Task –
For every line below that includes the word "Style", add one; report the final number and nothing else.
-------- Data for processing
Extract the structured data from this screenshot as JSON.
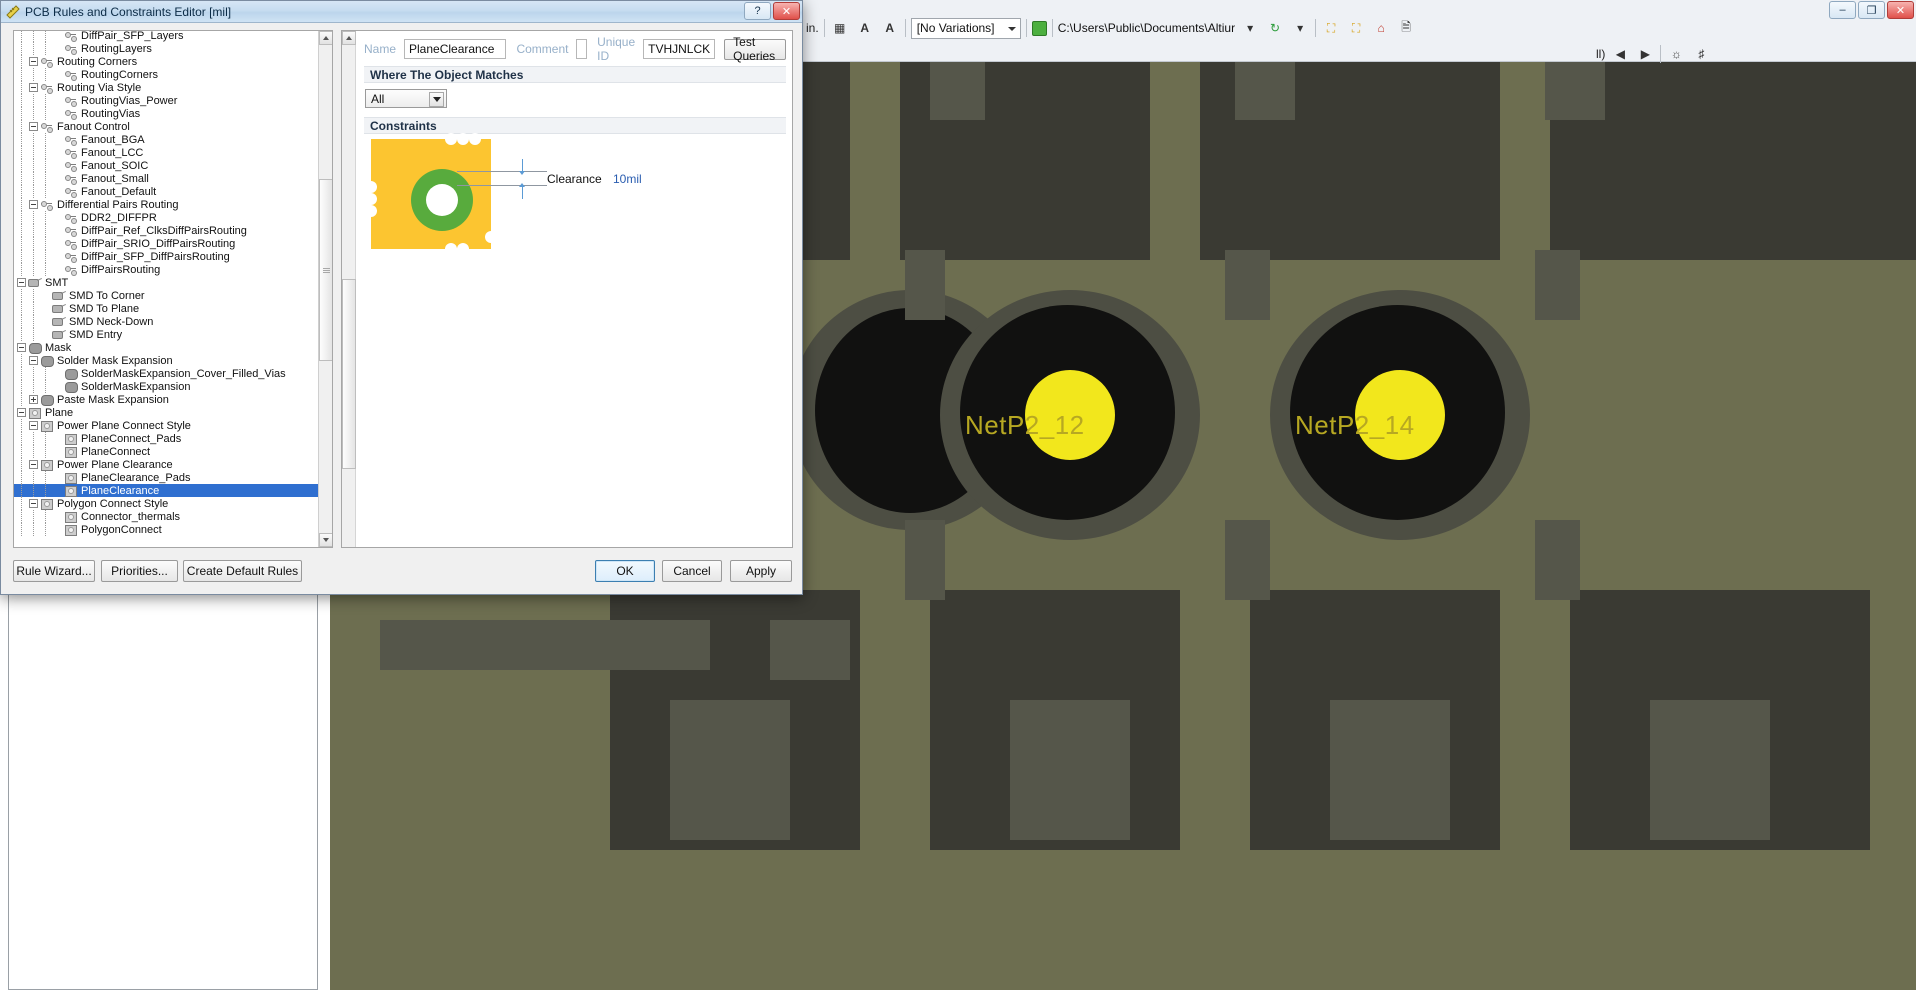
{
  "dialog": {
    "title": "PCB Rules and Constraints Editor [mil]",
    "icon": "ruler-icon",
    "window_buttons": [
      {
        "name": "help-button",
        "glyph": "?"
      },
      {
        "name": "close-button",
        "glyph": "✕"
      }
    ],
    "tree": {
      "name": "rules-tree",
      "selected": "PlaneClearance",
      "items": [
        {
          "label": "DiffPair_SFP_Layers",
          "depth": 4,
          "icon": "routing-rule-icon",
          "expander": "none"
        },
        {
          "label": "RoutingLayers",
          "depth": 4,
          "icon": "routing-rule-icon",
          "expander": "none"
        },
        {
          "label": "Routing Corners",
          "depth": 2,
          "icon": "routing-rule-icon",
          "expander": "minus"
        },
        {
          "label": "RoutingCorners",
          "depth": 4,
          "icon": "routing-rule-icon",
          "expander": "none"
        },
        {
          "label": "Routing Via Style",
          "depth": 2,
          "icon": "routing-rule-icon",
          "expander": "minus"
        },
        {
          "label": "RoutingVias_Power",
          "depth": 4,
          "icon": "routing-rule-icon",
          "expander": "none"
        },
        {
          "label": "RoutingVias",
          "depth": 4,
          "icon": "routing-rule-icon",
          "expander": "none"
        },
        {
          "label": "Fanout Control",
          "depth": 2,
          "icon": "routing-rule-icon",
          "expander": "minus"
        },
        {
          "label": "Fanout_BGA",
          "depth": 4,
          "icon": "routing-rule-icon",
          "expander": "none"
        },
        {
          "label": "Fanout_LCC",
          "depth": 4,
          "icon": "routing-rule-icon",
          "expander": "none"
        },
        {
          "label": "Fanout_SOIC",
          "depth": 4,
          "icon": "routing-rule-icon",
          "expander": "none"
        },
        {
          "label": "Fanout_Small",
          "depth": 4,
          "icon": "routing-rule-icon",
          "expander": "none"
        },
        {
          "label": "Fanout_Default",
          "depth": 4,
          "icon": "routing-rule-icon",
          "expander": "none"
        },
        {
          "label": "Differential Pairs Routing",
          "depth": 2,
          "icon": "routing-rule-icon",
          "expander": "minus"
        },
        {
          "label": "DDR2_DIFFPR",
          "depth": 4,
          "icon": "routing-rule-icon",
          "expander": "none"
        },
        {
          "label": "DiffPair_Ref_ClksDiffPairsRouting",
          "depth": 4,
          "icon": "routing-rule-icon",
          "expander": "none"
        },
        {
          "label": "DiffPair_SRIO_DiffPairsRouting",
          "depth": 4,
          "icon": "routing-rule-icon",
          "expander": "none"
        },
        {
          "label": "DiffPair_SFP_DiffPairsRouting",
          "depth": 4,
          "icon": "routing-rule-icon",
          "expander": "none"
        },
        {
          "label": "DiffPairsRouting",
          "depth": 4,
          "icon": "routing-rule-icon",
          "expander": "none"
        },
        {
          "label": "SMT",
          "depth": 1,
          "icon": "smt-rule-icon",
          "expander": "minus"
        },
        {
          "label": "SMD To Corner",
          "depth": 3,
          "icon": "smt-rule-icon",
          "expander": "none"
        },
        {
          "label": "SMD To Plane",
          "depth": 3,
          "icon": "smt-rule-icon",
          "expander": "none"
        },
        {
          "label": "SMD Neck-Down",
          "depth": 3,
          "icon": "smt-rule-icon",
          "expander": "none"
        },
        {
          "label": "SMD Entry",
          "depth": 3,
          "icon": "smt-rule-icon",
          "expander": "none"
        },
        {
          "label": "Mask",
          "depth": 1,
          "icon": "mask-rule-icon",
          "expander": "minus"
        },
        {
          "label": "Solder Mask Expansion",
          "depth": 2,
          "icon": "mask-rule-icon",
          "expander": "minus"
        },
        {
          "label": "SolderMaskExpansion_Cover_Filled_Vias",
          "depth": 4,
          "icon": "mask-rule-icon",
          "expander": "none"
        },
        {
          "label": "SolderMaskExpansion",
          "depth": 4,
          "icon": "mask-rule-icon",
          "expander": "none"
        },
        {
          "label": "Paste Mask Expansion",
          "depth": 2,
          "icon": "mask-rule-icon",
          "expander": "plus"
        },
        {
          "label": "Plane",
          "depth": 1,
          "icon": "plane-rule-icon",
          "expander": "minus"
        },
        {
          "label": "Power Plane Connect Style",
          "depth": 2,
          "icon": "plane-rule-icon",
          "expander": "minus"
        },
        {
          "label": "PlaneConnect_Pads",
          "depth": 4,
          "icon": "plane-rule-icon",
          "expander": "none"
        },
        {
          "label": "PlaneConnect",
          "depth": 4,
          "icon": "plane-rule-icon",
          "expander": "none"
        },
        {
          "label": "Power Plane Clearance",
          "depth": 2,
          "icon": "plane-rule-icon",
          "expander": "minus"
        },
        {
          "label": "PlaneClearance_Pads",
          "depth": 4,
          "icon": "plane-rule-icon",
          "expander": "none"
        },
        {
          "label": "PlaneClearance",
          "depth": 4,
          "icon": "plane-rule-icon",
          "expander": "none",
          "selected": true
        },
        {
          "label": "Polygon Connect Style",
          "depth": 2,
          "icon": "plane-rule-icon",
          "expander": "minus"
        },
        {
          "label": "Connector_thermals",
          "depth": 4,
          "icon": "plane-rule-icon",
          "expander": "none"
        },
        {
          "label": "PolygonConnect",
          "depth": 4,
          "icon": "plane-rule-icon",
          "expander": "none"
        }
      ]
    },
    "rule": {
      "name_label": "Name",
      "name_value": "PlaneClearance",
      "comment_label": "Comment",
      "comment_value": "",
      "unique_id_label": "Unique ID",
      "unique_id_value": "TVHJNLCK",
      "test_queries_label": "Test Queries",
      "where_header": "Where The Object Matches",
      "scope_value": "All",
      "scope_options": [
        "All"
      ],
      "constraints_header": "Constraints",
      "clearance_label": "Clearance",
      "clearance_value": "10mil"
    },
    "footer": {
      "rule_wizard": "Rule Wizard...",
      "priorities": "Priorities...",
      "create_default_rules": "Create Default Rules",
      "ok": "OK",
      "cancel": "Cancel",
      "apply": "Apply"
    }
  },
  "toolbar": {
    "units_text": "in.",
    "variations": "[No Variations]",
    "path": "C:\\Users\\Public\\Documents\\Altiur",
    "all_text": "ll)",
    "icons": [
      "board-icon",
      "text-a-icon",
      "text-a2-icon",
      "green-check-icon",
      "refresh-icon",
      "dropdown-icon",
      "window-icon",
      "home-icon",
      "page-icon",
      "left-arrow-icon",
      "right-arrow-icon",
      "filter-icon",
      "clear-filter-icon"
    ],
    "window_buttons": [
      {
        "name": "minimize-button",
        "glyph": "–"
      },
      {
        "name": "maximize-button",
        "glyph": "❐"
      },
      {
        "name": "close-button",
        "glyph": "✕"
      }
    ]
  },
  "pcb": {
    "net_labels": [
      "NetP2_12",
      "NetP2_14"
    ],
    "colors": {
      "background": "#6d6e50",
      "copper_dark": "#3a3a33",
      "pad_gray": "#55564a",
      "via_yellow": "#f2e71c",
      "net_text": "#b7a822"
    }
  }
}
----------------
Solution below –
3